▶ [DIRECTIONS FOR THIS TASK]: From first line to last, write out the data precisely as shown.

BEGIN

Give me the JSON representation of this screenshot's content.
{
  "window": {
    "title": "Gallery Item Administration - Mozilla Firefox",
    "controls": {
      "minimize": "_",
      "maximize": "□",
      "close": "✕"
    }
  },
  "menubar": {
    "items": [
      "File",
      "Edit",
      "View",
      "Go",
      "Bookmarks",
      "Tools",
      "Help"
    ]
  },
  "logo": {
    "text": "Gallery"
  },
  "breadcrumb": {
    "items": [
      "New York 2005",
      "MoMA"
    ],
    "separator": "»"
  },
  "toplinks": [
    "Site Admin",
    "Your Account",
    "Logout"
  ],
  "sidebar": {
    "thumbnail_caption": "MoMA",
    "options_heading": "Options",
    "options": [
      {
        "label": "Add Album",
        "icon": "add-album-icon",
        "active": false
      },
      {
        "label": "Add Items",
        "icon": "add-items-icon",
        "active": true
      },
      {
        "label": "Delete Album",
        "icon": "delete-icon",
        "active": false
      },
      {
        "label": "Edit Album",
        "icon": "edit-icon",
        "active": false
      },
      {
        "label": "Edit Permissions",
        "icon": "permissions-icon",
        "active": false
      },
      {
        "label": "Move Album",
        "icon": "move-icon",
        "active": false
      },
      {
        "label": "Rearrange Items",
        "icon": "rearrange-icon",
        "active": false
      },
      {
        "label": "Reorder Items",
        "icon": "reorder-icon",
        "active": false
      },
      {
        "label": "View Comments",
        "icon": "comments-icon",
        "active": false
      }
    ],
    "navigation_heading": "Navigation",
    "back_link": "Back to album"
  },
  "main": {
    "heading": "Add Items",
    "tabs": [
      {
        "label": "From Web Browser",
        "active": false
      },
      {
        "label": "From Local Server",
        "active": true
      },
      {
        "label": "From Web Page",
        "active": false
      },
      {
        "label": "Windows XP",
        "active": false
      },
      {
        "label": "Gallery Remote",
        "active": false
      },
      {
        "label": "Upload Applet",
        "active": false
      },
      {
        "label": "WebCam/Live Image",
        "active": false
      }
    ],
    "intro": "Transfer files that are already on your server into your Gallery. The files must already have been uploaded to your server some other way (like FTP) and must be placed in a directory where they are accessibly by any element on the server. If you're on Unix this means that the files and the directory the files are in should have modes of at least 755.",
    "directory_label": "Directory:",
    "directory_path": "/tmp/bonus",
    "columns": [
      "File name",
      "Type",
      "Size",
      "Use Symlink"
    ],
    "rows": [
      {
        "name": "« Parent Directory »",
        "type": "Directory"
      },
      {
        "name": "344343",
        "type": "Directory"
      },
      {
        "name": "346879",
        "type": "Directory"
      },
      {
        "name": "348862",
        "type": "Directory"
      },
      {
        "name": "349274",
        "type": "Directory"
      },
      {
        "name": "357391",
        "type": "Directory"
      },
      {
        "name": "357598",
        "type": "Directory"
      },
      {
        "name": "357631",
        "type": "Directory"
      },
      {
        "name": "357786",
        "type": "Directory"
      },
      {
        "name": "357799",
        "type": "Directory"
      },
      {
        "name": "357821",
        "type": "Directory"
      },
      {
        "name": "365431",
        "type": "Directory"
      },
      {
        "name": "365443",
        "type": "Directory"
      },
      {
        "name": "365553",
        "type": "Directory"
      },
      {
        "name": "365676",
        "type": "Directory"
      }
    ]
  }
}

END

▶ [RESULT OF THE TASK]:
Give me the JSON representation of this screenshot's content.
{
  "window": {
    "title": "Gallery Item Administration - Mozilla Firefox",
    "controls": {
      "minimize": "_",
      "maximize": "□",
      "close": "✕"
    }
  },
  "menubar": {
    "items": [
      "File",
      "Edit",
      "View",
      "Go",
      "Bookmarks",
      "Tools",
      "Help"
    ]
  },
  "logo": {
    "text": "Gallery"
  },
  "breadcrumb": {
    "items": [
      "New York 2005",
      "MoMA"
    ],
    "separator": "»"
  },
  "toplinks": [
    "Site Admin",
    "Your Account",
    "Logout"
  ],
  "sidebar": {
    "thumbnail_caption": "MoMA",
    "options_heading": "Options",
    "options": [
      {
        "label": "Add Album",
        "icon": "add-album-icon",
        "active": false
      },
      {
        "label": "Add Items",
        "icon": "add-items-icon",
        "active": true
      },
      {
        "label": "Delete Album",
        "icon": "delete-icon",
        "active": false
      },
      {
        "label": "Edit Album",
        "icon": "edit-icon",
        "active": false
      },
      {
        "label": "Edit Permissions",
        "icon": "permissions-icon",
        "active": false
      },
      {
        "label": "Move Album",
        "icon": "move-icon",
        "active": false
      },
      {
        "label": "Rearrange Items",
        "icon": "rearrange-icon",
        "active": false
      },
      {
        "label": "Reorder Items",
        "icon": "reorder-icon",
        "active": false
      },
      {
        "label": "View Comments",
        "icon": "comments-icon",
        "active": false
      }
    ],
    "navigation_heading": "Navigation",
    "back_link": "Back to album"
  },
  "main": {
    "heading": "Add Items",
    "tabs": [
      {
        "label": "From Web Browser",
        "active": false
      },
      {
        "label": "From Local Server",
        "active": true
      },
      {
        "label": "From Web Page",
        "active": false
      },
      {
        "label": "Windows XP",
        "active": false
      },
      {
        "label": "Gallery Remote",
        "active": false
      },
      {
        "label": "Upload Applet",
        "active": false
      },
      {
        "label": "WebCam/Live Image",
        "active": false
      }
    ],
    "intro": "Transfer files that are already on your server into your Gallery. The files must already have been uploaded to your server some other way (like FTP) and must be placed in a directory where they are accessibly by any element on the server. If you're on Unix this means that the files and the directory the files are in should have modes of at least 755.",
    "directory_label": "Directory:",
    "directory_path": "/tmp/bonus",
    "columns": [
      "File name",
      "Type",
      "Size",
      "Use Symlink"
    ],
    "rows": [
      {
        "name": "« Parent Directory »",
        "type": "Directory"
      },
      {
        "name": "344343",
        "type": "Directory"
      },
      {
        "name": "346879",
        "type": "Directory"
      },
      {
        "name": "348862",
        "type": "Directory"
      },
      {
        "name": "349274",
        "type": "Directory"
      },
      {
        "name": "357391",
        "type": "Directory"
      },
      {
        "name": "357598",
        "type": "Directory"
      },
      {
        "name": "357631",
        "type": "Directory"
      },
      {
        "name": "357786",
        "type": "Directory"
      },
      {
        "name": "357799",
        "type": "Directory"
      },
      {
        "name": "357821",
        "type": "Directory"
      },
      {
        "name": "365431",
        "type": "Directory"
      },
      {
        "name": "365443",
        "type": "Directory"
      },
      {
        "name": "365553",
        "type": "Directory"
      },
      {
        "name": "365676",
        "type": "Directory"
      }
    ]
  }
}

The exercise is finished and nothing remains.